At the Interview
As you respond to questions, remember to provide candid, upbeat answers. And be thorough. Even when asked about weaknesses or failures, these are opportunities to tell the interviewer what you’ve learned and are learning from those experiences. It also establishes that you don’t make a mistake over and over, but are a continuous learner. Everyone makes mistakes, everyone has failures, but successful individuals learn from them. Show how you have.
Ask insightful questions when the time is right. Ask about what to expect the first 30 days on the job, and what you need to accomplish in your first year to be successful.
The interview is your opportunity to sell yourself and to learn about the company. This isn’t the place for you to make demands or reveal all your secrets or dreams. It’s also not the place to discuss your specific compensation or the perks you want to join the company. That is done after the interview once you get an offer. And, if you get asked what your five year or long term goal is, make sure your answer aligns with the company’s perspective and future opportunities at the company. This is not the time to reveal that you’d like to be an entrepreneur in five years and this role would help you learn what you need to get there.

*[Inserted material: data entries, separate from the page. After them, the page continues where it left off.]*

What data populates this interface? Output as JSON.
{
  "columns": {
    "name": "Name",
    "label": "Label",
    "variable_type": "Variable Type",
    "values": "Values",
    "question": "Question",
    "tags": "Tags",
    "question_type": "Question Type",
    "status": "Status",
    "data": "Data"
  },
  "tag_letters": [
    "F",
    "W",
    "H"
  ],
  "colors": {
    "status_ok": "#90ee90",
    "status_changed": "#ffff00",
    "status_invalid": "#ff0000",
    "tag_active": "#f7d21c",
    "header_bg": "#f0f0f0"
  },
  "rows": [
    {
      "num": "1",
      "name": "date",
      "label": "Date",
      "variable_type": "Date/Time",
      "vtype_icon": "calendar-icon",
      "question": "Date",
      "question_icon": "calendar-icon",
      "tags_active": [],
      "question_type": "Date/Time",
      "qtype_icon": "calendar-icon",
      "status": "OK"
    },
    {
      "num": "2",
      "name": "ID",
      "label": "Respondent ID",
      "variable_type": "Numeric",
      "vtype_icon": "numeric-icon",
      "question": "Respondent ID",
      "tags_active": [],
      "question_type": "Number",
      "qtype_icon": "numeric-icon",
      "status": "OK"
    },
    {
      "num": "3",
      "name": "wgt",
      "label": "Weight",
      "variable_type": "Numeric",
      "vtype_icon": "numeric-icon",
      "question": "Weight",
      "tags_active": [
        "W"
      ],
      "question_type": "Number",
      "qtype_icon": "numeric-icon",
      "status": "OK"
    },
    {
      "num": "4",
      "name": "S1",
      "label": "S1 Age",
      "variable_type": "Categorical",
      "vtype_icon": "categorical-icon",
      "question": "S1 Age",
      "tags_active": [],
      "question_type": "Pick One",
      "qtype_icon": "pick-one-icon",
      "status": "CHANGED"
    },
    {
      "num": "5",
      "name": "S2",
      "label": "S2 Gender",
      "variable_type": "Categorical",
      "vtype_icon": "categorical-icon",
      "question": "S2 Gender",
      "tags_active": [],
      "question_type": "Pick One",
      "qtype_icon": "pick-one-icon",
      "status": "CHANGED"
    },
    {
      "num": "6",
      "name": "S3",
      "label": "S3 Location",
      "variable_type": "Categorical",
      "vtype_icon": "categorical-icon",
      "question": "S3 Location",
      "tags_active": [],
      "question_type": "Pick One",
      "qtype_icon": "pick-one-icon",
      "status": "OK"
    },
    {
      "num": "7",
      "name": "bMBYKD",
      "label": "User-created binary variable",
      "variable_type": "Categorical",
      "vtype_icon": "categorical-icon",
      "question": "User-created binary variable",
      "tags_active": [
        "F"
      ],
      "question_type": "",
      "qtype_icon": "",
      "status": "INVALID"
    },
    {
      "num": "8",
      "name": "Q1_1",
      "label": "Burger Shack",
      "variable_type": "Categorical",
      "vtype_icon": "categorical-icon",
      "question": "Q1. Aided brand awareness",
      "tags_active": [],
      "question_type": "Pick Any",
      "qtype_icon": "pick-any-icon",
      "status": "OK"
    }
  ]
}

At the end of the interview ask the interviewer about next steps and tell them you are interested…even if you’re not sure. It’s easy to turn down an offer, but if you never get an offer, you don’t get that choice. And, whether you want the position or not, getting an offer builds your confidence.
After the Interview
Take a deep breath, because you just did it, you interviewed, and got some real practice, even if it didn’t go as well as you’d hoped. Now is the time for reflection. What questions could you have answered better? What conversations were left unsaid? Are there questions that you asked that can be improved? Homework time again, go home and right your improved responses and/or questions down. Don’t expect that you’ll remember everything. You may want to just add what you learned to your arsenal of questions and answers, so you enhance your ability to respond to the unexpected in the future.
Last, send a thank you. It’s no longer required or even necessary to send a formal written letter. Today’s business is moving too fast and a decision about you will often likely be made in a day or two, so the best ‘thank you’ is often an email, sent within 24 hours of the interview. That means before you leave the interview you should get the interviewer’s business card, or at least their e-mail address. Most interviewers appreciate the ask, especially when you tell them why you’re asking for that information, and if they won’t reveal it, sending a thank you email to HR or the recruiter and asking them to forward the email is a good alternative. Even interviewers who don’t give you their email appreciate a forwarded thank you for HR. I’ve seen it multiple times where a forwarded thank you to the hiring manager helped the manager ultimately decide between two promising candidates. The one that sent a thoughtful, but brief thank-you got the offer.
The Key to Becoming Good at Interviewing, Practice!